Dataset rows for apps and sites:
+--
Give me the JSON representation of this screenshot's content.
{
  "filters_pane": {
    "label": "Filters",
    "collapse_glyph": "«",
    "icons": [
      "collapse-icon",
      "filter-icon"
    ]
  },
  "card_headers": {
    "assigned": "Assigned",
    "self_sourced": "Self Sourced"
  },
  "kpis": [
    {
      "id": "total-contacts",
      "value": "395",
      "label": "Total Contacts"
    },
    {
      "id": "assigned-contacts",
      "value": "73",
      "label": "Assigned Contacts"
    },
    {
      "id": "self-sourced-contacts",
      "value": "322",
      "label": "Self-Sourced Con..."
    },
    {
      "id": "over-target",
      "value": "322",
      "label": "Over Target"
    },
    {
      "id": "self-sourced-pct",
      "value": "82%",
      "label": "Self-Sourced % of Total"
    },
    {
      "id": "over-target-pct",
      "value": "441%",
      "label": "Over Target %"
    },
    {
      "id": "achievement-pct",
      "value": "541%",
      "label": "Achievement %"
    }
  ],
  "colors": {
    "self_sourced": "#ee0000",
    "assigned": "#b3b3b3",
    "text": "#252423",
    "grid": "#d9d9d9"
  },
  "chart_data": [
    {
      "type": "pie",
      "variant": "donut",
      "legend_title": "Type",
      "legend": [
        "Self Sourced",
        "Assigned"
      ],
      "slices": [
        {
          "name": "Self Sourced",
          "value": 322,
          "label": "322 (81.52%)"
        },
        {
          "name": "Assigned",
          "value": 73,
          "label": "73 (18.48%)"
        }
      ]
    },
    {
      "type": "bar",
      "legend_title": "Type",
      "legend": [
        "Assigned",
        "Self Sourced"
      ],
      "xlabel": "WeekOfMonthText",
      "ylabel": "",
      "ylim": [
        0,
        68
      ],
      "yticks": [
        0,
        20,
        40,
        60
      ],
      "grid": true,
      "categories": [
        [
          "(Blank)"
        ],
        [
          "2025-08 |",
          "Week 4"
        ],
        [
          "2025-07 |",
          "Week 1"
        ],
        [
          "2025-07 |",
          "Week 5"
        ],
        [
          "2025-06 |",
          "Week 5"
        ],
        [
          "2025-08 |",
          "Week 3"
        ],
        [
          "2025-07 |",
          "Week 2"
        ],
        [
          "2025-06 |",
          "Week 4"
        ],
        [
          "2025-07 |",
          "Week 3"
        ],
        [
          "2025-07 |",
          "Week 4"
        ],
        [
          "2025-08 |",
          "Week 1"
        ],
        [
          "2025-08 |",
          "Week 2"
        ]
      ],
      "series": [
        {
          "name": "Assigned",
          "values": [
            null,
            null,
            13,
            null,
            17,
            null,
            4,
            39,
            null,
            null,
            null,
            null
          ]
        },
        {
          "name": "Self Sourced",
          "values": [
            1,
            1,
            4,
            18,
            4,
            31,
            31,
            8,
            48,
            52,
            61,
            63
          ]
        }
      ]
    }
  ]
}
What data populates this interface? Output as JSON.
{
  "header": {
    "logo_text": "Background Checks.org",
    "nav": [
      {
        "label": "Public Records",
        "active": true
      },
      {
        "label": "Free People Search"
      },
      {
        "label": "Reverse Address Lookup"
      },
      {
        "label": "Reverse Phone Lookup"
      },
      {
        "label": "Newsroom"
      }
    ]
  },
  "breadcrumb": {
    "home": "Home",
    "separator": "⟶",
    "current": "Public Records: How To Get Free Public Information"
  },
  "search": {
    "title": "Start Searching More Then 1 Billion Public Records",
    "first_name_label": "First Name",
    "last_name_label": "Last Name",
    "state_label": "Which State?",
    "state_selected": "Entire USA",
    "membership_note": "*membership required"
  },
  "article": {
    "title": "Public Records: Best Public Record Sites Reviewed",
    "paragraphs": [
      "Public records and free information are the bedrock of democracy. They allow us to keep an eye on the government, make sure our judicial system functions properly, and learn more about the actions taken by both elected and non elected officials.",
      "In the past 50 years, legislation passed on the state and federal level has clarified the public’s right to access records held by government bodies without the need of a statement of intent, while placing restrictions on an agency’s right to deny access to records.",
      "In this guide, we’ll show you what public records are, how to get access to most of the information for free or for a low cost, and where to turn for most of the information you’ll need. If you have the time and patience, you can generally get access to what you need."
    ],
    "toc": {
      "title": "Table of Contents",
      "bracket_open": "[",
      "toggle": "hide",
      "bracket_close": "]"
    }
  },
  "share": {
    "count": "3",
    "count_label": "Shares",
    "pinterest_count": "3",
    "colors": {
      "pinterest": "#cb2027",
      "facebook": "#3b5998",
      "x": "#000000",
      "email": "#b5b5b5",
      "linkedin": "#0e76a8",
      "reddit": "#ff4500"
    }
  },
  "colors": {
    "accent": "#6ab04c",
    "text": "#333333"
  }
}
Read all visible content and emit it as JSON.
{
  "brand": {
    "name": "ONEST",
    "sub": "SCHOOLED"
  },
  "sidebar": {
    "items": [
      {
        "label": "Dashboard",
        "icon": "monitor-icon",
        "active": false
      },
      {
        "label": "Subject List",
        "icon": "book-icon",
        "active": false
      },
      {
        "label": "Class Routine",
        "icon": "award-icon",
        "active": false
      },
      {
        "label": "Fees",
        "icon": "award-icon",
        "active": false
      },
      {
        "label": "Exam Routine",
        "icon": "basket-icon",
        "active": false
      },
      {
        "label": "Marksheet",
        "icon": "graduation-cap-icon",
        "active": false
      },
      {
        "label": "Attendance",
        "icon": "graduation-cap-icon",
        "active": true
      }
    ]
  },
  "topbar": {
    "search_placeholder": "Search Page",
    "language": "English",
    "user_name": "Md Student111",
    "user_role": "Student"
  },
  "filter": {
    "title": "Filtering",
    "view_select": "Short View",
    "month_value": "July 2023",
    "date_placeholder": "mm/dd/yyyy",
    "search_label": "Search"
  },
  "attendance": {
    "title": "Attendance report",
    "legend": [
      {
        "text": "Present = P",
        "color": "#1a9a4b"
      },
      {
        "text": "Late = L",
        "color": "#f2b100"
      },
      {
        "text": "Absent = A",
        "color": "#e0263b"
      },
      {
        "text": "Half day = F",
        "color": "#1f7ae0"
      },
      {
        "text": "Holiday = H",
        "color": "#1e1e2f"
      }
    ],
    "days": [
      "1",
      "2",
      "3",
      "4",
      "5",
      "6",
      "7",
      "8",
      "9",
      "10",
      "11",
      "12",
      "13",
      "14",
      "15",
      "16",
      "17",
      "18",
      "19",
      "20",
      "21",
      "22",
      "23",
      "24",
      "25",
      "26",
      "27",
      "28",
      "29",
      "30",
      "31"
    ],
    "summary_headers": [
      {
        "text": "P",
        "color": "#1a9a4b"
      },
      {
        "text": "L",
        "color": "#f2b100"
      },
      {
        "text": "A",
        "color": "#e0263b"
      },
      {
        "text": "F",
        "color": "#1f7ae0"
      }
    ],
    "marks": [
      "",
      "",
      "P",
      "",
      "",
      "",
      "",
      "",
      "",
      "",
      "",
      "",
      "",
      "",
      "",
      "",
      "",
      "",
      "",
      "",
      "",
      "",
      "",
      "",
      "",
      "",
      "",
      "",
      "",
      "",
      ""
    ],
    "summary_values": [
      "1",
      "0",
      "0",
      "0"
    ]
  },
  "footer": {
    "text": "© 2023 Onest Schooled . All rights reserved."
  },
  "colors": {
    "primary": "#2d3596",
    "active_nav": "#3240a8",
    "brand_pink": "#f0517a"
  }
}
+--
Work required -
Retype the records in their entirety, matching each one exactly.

Written answer -
Give me the JSON representation of this screenshot's content.
{
  "filters_pane": {
    "label": "Filters",
    "collapse_glyph": "«",
    "icons": [
      "collapse-icon",
      "filter-icon"
    ]
  },
  "card_headers": {
    "assigned": "Assigned",
    "self_sourced": "Self Sourced"
  },
  "kpis": [
    {
      "id": "total-contacts",
      "value": "395",
      "label": "Total Contacts"
    },
    {
      "id": "assigned-contacts",
      "value": "73",
      "label": "Assigned Contacts"
    },
    {
      "id": "self-sourced-contacts",
      "value": "322",
      "label": "Self-Sourced Con..."
    },
    {
      "id": "over-target",
      "value": "322",
      "label": "Over Target"
    },
    {
      "id": "self-sourced-pct",
      "value": "82%",
      "label": "Self-Sourced % of Total"
    },
    {
      "id": "over-target-pct",
      "value": "441%",
      "label": "Over Target %"
    },
    {
      "id": "achievement-pct",
      "value": "541%",
      "label": "Achievement %"
    }
  ],
  "colors": {
    "self_sourced": "#ee0000",
    "assigned": "#b3b3b3",
    "text": "#252423",
    "grid": "#d9d9d9"
  },
  "chart_data": [
    {
      "type": "pie",
      "variant": "donut",
      "legend_title": "Type",
      "legend": [
        "Self Sourced",
        "Assigned"
      ],
      "slices": [
        {
          "name": "Self Sourced",
          "value": 322,
          "label": "322 (81.52%)"
        },
        {
          "name": "Assigned",
          "value": 73,
          "label": "73 (18.48%)"
        }
      ]
    },
    {
      "type": "bar",
      "legend_title": "Type",
      "legend": [
        "Assigned",
        "Self Sourced"
      ],
      "xlabel": "WeekOfMonthText",
      "ylabel": "",
      "ylim": [
        0,
        68
      ],
      "yticks": [
        0,
        20,
        40,
        60
      ],
      "grid": true,
      "categories": [
        [
          "(Blank)"
        ],
        [
          "2025-08 |",
          "Week 4"
        ],
        [
          "2025-07 |",
          "Week 1"
        ],
        [
          "2025-07 |",
          "Week 5"
        ],
        [
          "2025-06 |",
          "Week 5"
        ],
        [
          "2025-08 |",
          "Week 3"
        ],
        [
          "2025-07 |",
          "Week 2"
        ],
        [
          "2025-06 |",
          "Week 4"
        ],
        [
          "2025-07 |",
          "Week 3"
        ],
        [
          "2025-07 |",
          "Week 4"
        ],
        [
          "2025-08 |",
          "Week 1"
        ],
        [
          "2025-08 |",
          "Week 2"
        ]
      ],
      "series": [
        {
          "name": "Assigned",
          "values": [
            null,
            null,
            13,
            null,
            17,
            null,
            4,
            39,
            null,
            null,
            null,
            null
          ]
        },
        {
          "name": "Self Sourced",
          "values": [
            1,
            1,
            4,
            18,
            4,
            31,
            31,
            8,
            48,
            52,
            61,
            63
          ]
        }
      ]
    }
  ]
}
What data populates this interface? Output as JSON.
{
  "header": {
    "logo_text": "Background Checks.org",
    "nav": [
      {
        "label": "Public Records",
        "active": true
      },
      {
        "label": "Free People Search"
      },
      {
        "label": "Reverse Address Lookup"
      },
      {
        "label": "Reverse Phone Lookup"
      },
      {
        "label": "Newsroom"
      }
    ]
  },
  "breadcrumb": {
    "home": "Home",
    "separator": "⟶",
    "current": "Public Records: How To Get Free Public Information"
  },
  "search": {
    "title": "Start Searching More Then 1 Billion Public Records",
    "first_name_label": "First Name",
    "last_name_label": "Last Name",
    "state_label": "Which State?",
    "state_selected": "Entire USA",
    "membership_note": "*membership required"
  },
  "article": {
    "title": "Public Records: Best Public Record Sites Reviewed",
    "paragraphs": [
      "Public records and free information are the bedrock of democracy. They allow us to keep an eye on the government, make sure our judicial system functions properly, and learn more about the actions taken by both elected and non elected officials.",
      "In the past 50 years, legislation passed on the state and federal level has clarified the public’s right to access records held by government bodies without the need of a statement of intent, while placing restrictions on an agency’s right to deny access to records.",
      "In this guide, we’ll show you what public records are, how to get access to most of the information for free or for a low cost, and where to turn for most of the information you’ll need. If you have the time and patience, you can generally get access to what you need."
    ],
    "toc": {
      "title": "Table of Contents",
      "bracket_open": "[",
      "toggle": "hide",
      "bracket_close": "]"
    }
  },
  "share": {
    "count": "3",
    "count_label": "Shares",
    "pinterest_count": "3",
    "colors": {
      "pinterest": "#cb2027",
      "facebook": "#3b5998",
      "x": "#000000",
      "email": "#b5b5b5",
      "linkedin": "#0e76a8",
      "reddit": "#ff4500"
    }
  },
  "colors": {
    "accent": "#6ab04c",
    "text": "#333333"
  }
}
Read all visible content and emit it as JSON.
{
  "brand": {
    "name": "ONEST",
    "sub": "SCHOOLED"
  },
  "sidebar": {
    "items": [
      {
        "label": "Dashboard",
        "icon": "monitor-icon",
        "active": false
      },
      {
        "label": "Subject List",
        "icon": "book-icon",
        "active": false
      },
      {
        "label": "Class Routine",
        "icon": "award-icon",
        "active": false
      },
      {
        "label": "Fees",
        "icon": "award-icon",
        "active": false
      },
      {
        "label": "Exam Routine",
        "icon": "basket-icon",
        "active": false
      },
      {
        "label": "Marksheet",
        "icon": "graduation-cap-icon",
        "active": false
      },
      {
        "label": "Attendance",
        "icon": "graduation-cap-icon",
        "active": true
      }
    ]
  },
  "topbar": {
    "search_placeholder": "Search Page",
    "language": "English",
    "user_name": "Md Student111",
    "user_role": "Student"
  },
  "filter": {
    "title": "Filtering",
    "view_select": "Short View",
    "month_value": "July 2023",
    "date_placeholder": "mm/dd/yyyy",
    "search_label": "Search"
  },
  "attendance": {
    "title": "Attendance report",
    "legend": [
      {
        "text": "Present = P",
        "color": "#1a9a4b"
      },
      {
        "text": "Late = L",
        "color": "#f2b100"
      },
      {
        "text": "Absent = A",
        "color": "#e0263b"
      },
      {
        "text": "Half day = F",
        "color": "#1f7ae0"
      },
      {
        "text": "Holiday = H",
        "color": "#1e1e2f"
      }
    ],
    "days": [
      "1",
      "2",
      "3",
      "4",
      "5",
      "6",
      "7",
      "8",
      "9",
      "10",
      "11",
      "12",
      "13",
      "14",
      "15",
      "16",
      "17",
      "18",
      "19",
      "20",
      "21",
      "22",
      "23",
      "24",
      "25",
      "26",
      "27",
      "28",
      "29",
      "30",
      "31"
    ],
    "summary_headers": [
      {
        "text": "P",
        "color": "#1a9a4b"
      },
      {
        "text": "L",
        "color": "#f2b100"
      },
      {
        "text": "A",
        "color": "#e0263b"
      },
      {
        "text": "F",
        "color": "#1f7ae0"
      }
    ],
    "marks": [
      "",
      "",
      "P",
      "",
      "",
      "",
      "",
      "",
      "",
      "",
      "",
      "",
      "",
      "",
      "",
      "",
      "",
      "",
      "",
      "",
      "",
      "",
      "",
      "",
      "",
      "",
      "",
      "",
      "",
      "",
      ""
    ],
    "summary_values": [
      "1",
      "0",
      "0",
      "0"
    ]
  },
  "footer": {
    "text": "© 2023 Onest Schooled . All rights reserved."
  },
  "colors": {
    "primary": "#2d3596",
    "active_nav": "#3240a8",
    "brand_pink": "#f0517a"
  }
}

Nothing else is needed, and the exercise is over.